***** RECORDS *****

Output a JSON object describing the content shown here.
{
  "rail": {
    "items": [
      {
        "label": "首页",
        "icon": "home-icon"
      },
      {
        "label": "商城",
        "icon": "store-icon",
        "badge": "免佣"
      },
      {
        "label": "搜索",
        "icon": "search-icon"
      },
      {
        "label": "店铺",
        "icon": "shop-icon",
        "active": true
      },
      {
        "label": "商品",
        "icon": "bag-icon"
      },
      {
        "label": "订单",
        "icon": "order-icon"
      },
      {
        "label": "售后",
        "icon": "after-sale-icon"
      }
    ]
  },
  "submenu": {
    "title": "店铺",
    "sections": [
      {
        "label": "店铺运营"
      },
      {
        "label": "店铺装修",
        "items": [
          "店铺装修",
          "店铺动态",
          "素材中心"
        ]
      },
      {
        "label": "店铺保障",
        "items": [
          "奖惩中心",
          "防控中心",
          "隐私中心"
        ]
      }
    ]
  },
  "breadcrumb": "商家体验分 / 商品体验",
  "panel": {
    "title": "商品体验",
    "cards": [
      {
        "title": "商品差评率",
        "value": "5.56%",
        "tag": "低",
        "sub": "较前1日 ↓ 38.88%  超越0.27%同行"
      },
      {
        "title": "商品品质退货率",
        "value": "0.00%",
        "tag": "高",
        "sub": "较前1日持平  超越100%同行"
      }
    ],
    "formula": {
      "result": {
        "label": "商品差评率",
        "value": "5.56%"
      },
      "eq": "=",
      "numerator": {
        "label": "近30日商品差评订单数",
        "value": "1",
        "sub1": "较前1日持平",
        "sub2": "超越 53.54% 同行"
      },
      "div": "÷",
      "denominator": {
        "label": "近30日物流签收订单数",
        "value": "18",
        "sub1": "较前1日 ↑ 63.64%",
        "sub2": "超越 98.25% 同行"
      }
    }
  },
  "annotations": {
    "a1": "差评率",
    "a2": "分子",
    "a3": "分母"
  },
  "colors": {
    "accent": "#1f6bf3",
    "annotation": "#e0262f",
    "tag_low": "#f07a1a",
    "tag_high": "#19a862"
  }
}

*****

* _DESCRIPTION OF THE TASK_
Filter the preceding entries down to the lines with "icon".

* _RESPONSE FOR THIS EXERCISE_
        "icon": "home-icon"
        "icon": "store-icon",
        "icon": "search-icon"
        "icon": "shop-icon",
        "icon": "bag-icon"
        "icon": "order-icon"
        "icon": "after-sale-icon"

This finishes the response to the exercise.